Chlamydia is an obligate intracellular parasite that prospers within a host cell by hijacking the cell's internal machinery to survive and replicate. The bacterium lives within the cell in a protective capsule known as an inclusion. To date, it has not been clearly understood how Chlamydia has evolved to evade the cell's internal intruder alert system.

"In our experiments, we found that Chlamydia recruits lipid droplets from within the cell and stimulates the production of new droplets, which cover the surface of the inclusion," explained Yadunanda Kumar, Ph.D., a post-doctoral fellow in Duke's Department of Molecular Genetics and Microbiology. "This action of surrounding itself with lipid droplets may represent an example of organelle mimicry, where the chlamydial inclusion is protected from the cell's defenses by being perceived by the cell as just another lipid droplet."

Kumar presented the results of the Duke research Dec. 11, 2005, at the 45th annual meeting of the American Society for Cell Biology in San Francisco. The research was supported by National Institutes of Health, the Pew Foundation and the Whitehead Foundation.

When these cloaked inclusions were treated with agents known to inhibit the production of lipid droplets, the scientists were able to significantly reduce the ability of the bacterium to replicate.

"It has long been thought that lipid droplets within cells were just passive repositories of energy for the cells," said Duke microbiologist Raphael Valdivia, Ph.D., senior member of the research team. "But now we are learning that these structures appear to play important roles in lipid synthesis and transport of cholesterol throughout the cell, and cell signaling."

For their experiments, the scientists studied Chlamydia trachomatis, which is spread in humans by sexual contact and can lead to such disorders urinary tract infections, eye infections and arthritis.

Because the bacterium is an obligate parasite, scientists cannot directly manipulate its genes. So the Duke team removed genetic material from the bacterium and inserted them into yeast cells, which share a number of common structures and features with human cells.

When the scientists screened the chlamydial proteins in yeast cells, they found four specific proteins that appeared to recruit and spur the production of lipid droplets.
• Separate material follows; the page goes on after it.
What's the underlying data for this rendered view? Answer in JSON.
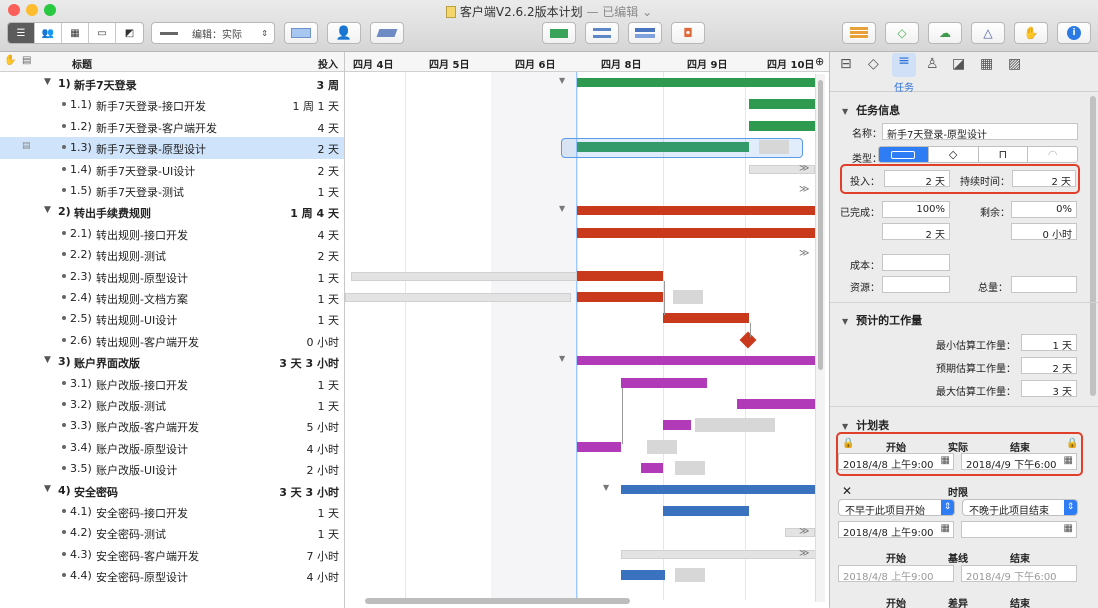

"Our findings provide evidence for a novel mechanism of organelle subversion where Chlamydia recruits lipid bodies and co-opts their function for survival," Valdivia said. "Chlamydia may exploit lipid droplets to acquire lipids, modulate inflammation or just for protection."
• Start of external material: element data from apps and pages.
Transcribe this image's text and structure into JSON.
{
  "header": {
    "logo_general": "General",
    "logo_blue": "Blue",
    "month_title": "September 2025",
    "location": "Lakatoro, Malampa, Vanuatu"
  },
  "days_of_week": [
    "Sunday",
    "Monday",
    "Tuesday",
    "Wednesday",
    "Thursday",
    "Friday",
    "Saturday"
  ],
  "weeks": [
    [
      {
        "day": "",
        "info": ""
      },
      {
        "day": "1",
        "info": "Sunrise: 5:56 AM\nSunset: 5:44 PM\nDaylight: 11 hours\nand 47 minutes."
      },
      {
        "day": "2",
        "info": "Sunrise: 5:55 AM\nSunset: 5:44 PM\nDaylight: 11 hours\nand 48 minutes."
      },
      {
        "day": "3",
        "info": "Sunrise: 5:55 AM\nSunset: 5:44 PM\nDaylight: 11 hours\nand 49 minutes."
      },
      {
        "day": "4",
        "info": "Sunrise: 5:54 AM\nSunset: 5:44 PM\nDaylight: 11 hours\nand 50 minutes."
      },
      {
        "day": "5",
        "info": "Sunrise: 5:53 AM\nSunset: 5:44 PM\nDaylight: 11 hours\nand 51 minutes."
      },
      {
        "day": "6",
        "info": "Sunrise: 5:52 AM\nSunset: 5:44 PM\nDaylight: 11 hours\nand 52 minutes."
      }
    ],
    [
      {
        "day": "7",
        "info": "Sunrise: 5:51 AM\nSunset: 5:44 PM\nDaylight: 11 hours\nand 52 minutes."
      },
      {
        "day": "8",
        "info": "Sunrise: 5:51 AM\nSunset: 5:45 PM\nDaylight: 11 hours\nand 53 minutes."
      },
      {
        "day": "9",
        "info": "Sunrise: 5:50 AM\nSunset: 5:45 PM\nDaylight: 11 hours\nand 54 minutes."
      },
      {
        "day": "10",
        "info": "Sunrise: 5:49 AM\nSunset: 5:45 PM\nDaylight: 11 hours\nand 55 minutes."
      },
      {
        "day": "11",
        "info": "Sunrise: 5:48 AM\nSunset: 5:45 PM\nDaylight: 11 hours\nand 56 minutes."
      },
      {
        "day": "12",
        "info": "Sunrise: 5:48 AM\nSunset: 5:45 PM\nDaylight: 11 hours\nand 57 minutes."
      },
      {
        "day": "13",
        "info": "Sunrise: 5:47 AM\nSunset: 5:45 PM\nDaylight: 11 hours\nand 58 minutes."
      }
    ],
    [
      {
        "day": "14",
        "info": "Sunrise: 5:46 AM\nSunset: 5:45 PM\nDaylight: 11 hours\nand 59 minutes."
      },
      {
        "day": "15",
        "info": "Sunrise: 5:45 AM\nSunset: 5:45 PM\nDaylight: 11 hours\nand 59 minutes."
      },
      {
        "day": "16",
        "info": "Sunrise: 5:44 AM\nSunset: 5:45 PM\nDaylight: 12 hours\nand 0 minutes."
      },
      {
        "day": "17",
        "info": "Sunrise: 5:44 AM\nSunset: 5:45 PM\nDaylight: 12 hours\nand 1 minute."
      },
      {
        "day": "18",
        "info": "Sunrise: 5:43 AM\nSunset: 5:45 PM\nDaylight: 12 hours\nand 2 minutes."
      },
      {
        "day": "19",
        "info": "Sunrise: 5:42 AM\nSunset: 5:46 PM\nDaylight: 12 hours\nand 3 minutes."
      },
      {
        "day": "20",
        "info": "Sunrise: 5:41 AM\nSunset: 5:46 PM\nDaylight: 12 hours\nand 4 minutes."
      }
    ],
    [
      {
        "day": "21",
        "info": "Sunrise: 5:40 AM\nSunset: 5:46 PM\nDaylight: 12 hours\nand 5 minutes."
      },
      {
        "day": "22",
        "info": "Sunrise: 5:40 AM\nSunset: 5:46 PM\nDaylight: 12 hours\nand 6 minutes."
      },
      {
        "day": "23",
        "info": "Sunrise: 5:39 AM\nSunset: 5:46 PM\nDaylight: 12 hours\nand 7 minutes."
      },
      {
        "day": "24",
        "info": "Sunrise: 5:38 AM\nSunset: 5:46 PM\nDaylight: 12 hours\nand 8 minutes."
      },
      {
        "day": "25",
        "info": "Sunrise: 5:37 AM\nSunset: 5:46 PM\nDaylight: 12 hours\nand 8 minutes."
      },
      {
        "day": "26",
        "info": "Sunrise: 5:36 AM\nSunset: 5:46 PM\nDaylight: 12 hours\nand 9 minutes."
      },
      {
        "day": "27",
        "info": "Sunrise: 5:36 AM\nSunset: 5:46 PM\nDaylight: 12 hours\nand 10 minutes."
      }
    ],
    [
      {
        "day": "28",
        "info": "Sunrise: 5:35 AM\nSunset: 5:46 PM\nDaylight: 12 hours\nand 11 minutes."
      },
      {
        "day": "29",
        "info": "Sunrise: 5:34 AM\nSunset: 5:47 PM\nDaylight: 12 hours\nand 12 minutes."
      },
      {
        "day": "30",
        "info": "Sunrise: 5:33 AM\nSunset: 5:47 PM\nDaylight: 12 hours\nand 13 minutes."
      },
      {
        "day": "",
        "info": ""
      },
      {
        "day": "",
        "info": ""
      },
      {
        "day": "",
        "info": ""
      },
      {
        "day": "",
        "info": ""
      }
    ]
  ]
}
If unchecked, the inclusion will continue to grow until it fills the entire cell, causing it to explode, releasing thousands of bacteria ready to infect adjacent cells.
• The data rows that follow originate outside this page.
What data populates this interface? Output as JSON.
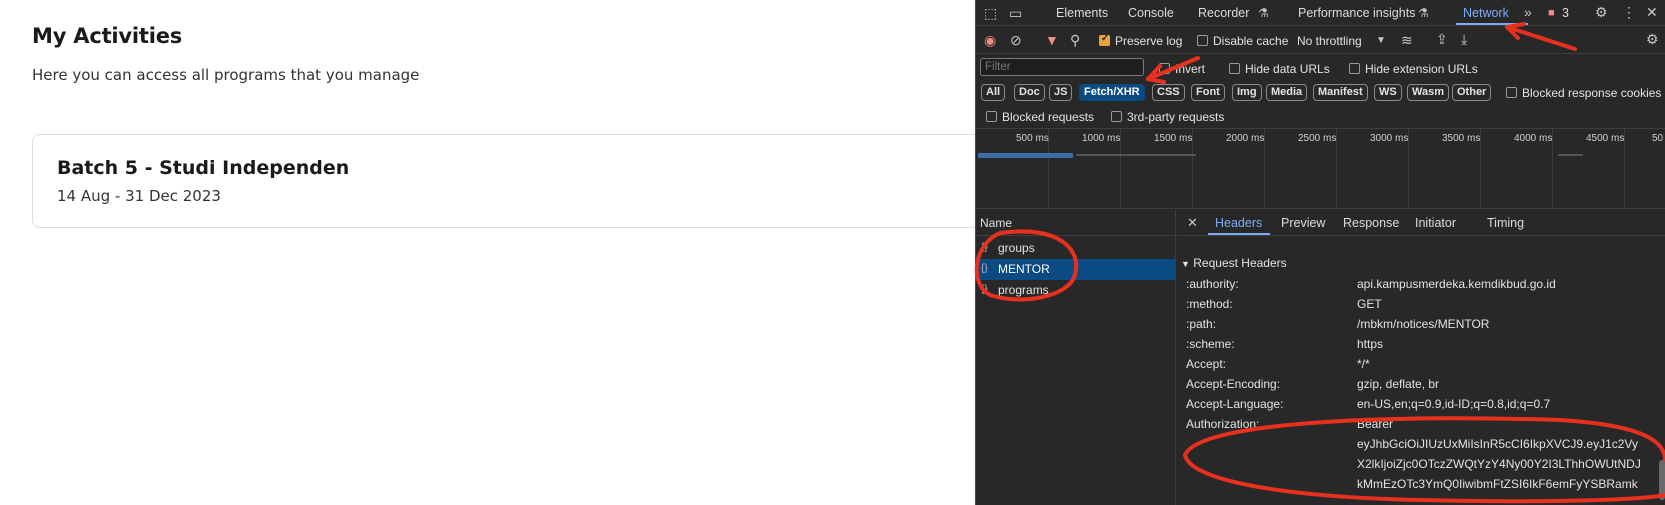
{
  "page": {
    "title": "My Activities",
    "subtitle": "Here you can access all programs that you manage",
    "card": {
      "title": "Batch 5 - Studi Independen",
      "dates": "14 Aug - 31 Dec 2023"
    }
  },
  "devtools": {
    "tabs": [
      "Elements",
      "Console",
      "Recorder",
      "Performance insights",
      "Network"
    ],
    "active_tab": "Network",
    "issues_count": "3",
    "toolbar": {
      "preserve_log": "Preserve log",
      "disable_cache": "Disable cache",
      "throttling": "No throttling"
    },
    "filter": {
      "placeholder": "Filter",
      "invert": "Invert",
      "hide_data_urls": "Hide data URLs",
      "hide_extension_urls": "Hide extension URLs"
    },
    "type_filters": [
      "All",
      "Doc",
      "JS",
      "Fetch/XHR",
      "CSS",
      "Font",
      "Img",
      "Media",
      "Manifest",
      "WS",
      "Wasm",
      "Other"
    ],
    "selected_type": "Fetch/XHR",
    "blocked_response_cookies": "Blocked response cookies",
    "blocked_requests": "Blocked requests",
    "third_party_requests": "3rd-party requests",
    "timeline_ticks": [
      "500 ms",
      "1000 ms",
      "1500 ms",
      "2000 ms",
      "2500 ms",
      "3000 ms",
      "3500 ms",
      "4000 ms",
      "4500 ms",
      "50"
    ],
    "name_header": "Name",
    "requests": [
      {
        "name": "groups",
        "selected": false
      },
      {
        "name": "MENTOR",
        "selected": true
      },
      {
        "name": "programs",
        "selected": false
      }
    ],
    "detail_tabs": [
      "Headers",
      "Preview",
      "Response",
      "Initiator",
      "Timing"
    ],
    "active_detail_tab": "Headers",
    "section_title": "Request Headers",
    "headers": [
      {
        "key": ":authority:",
        "value": "api.kampusmerdeka.kemdikbud.go.id"
      },
      {
        "key": ":method:",
        "value": "GET"
      },
      {
        "key": ":path:",
        "value": "/mbkm/notices/MENTOR"
      },
      {
        "key": ":scheme:",
        "value": "https"
      },
      {
        "key": "Accept:",
        "value": "*/*"
      },
      {
        "key": "Accept-Encoding:",
        "value": "gzip, deflate, br"
      },
      {
        "key": "Accept-Language:",
        "value": "en-US,en;q=0.9,id-ID;q=0.8,id;q=0.7"
      },
      {
        "key": "Authorization:",
        "value": "Bearer"
      }
    ],
    "auth_token_lines": [
      "eyJhbGciOiJIUzUxMiIsInR5cCI6IkpXVCJ9.eyJ1c2Vy",
      "X2lkIjoiZjc0OTczZWQtYzY4Ny00Y2I3LThhOWUtNDJ",
      "kMmEzOTc3YmQ0IiwibmFtZSI6IkF6emFyYSBRamk"
    ],
    "colors": {
      "bg": "#282828",
      "accent": "#7cacf8",
      "selected_row": "#0c4a83",
      "annotation": "#e8301f"
    }
  }
}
The findings also open the possibility of interfering with Chlamydia's ability to infect cells by disrupting the biosynthesis neutral lipids and lipid droplets. Further research will be needed to develop such therapys, since the agent the scientists used to inhibit lipid synthesis in the laboratory is not a drug that is used clinically in humans.

The scientists think that the same process may be involved in other species of Chlamydia since the genetic make-up of these bacteria has changed little over the hundreds of millions of years of its successful ability to infect eukaryotic cells.

Source: Duke Universtiy School of Medicine

Did you know?
Duke University Medical Center microbiologists have discovered that the parasitic bacteria Chlamydia escapes cellular detection and destruction by cloaking itself in droplets of fat within the cell. The scientists said that their findings represent the first example of a bacterial pathogen "mimicking" such a structure, or organelle, within a cell. How Chlamydia Escapes Defenses

SARS Main| SARS Abroad| SARS and Goverment| SARS Information in different languages| Media about SARS| Physicians resources for SARS| Reference information for SARS| Updates on SARS|

Copyright statement
The contents of this web page are protected. Legal action may follow for reproduction of materials without permission.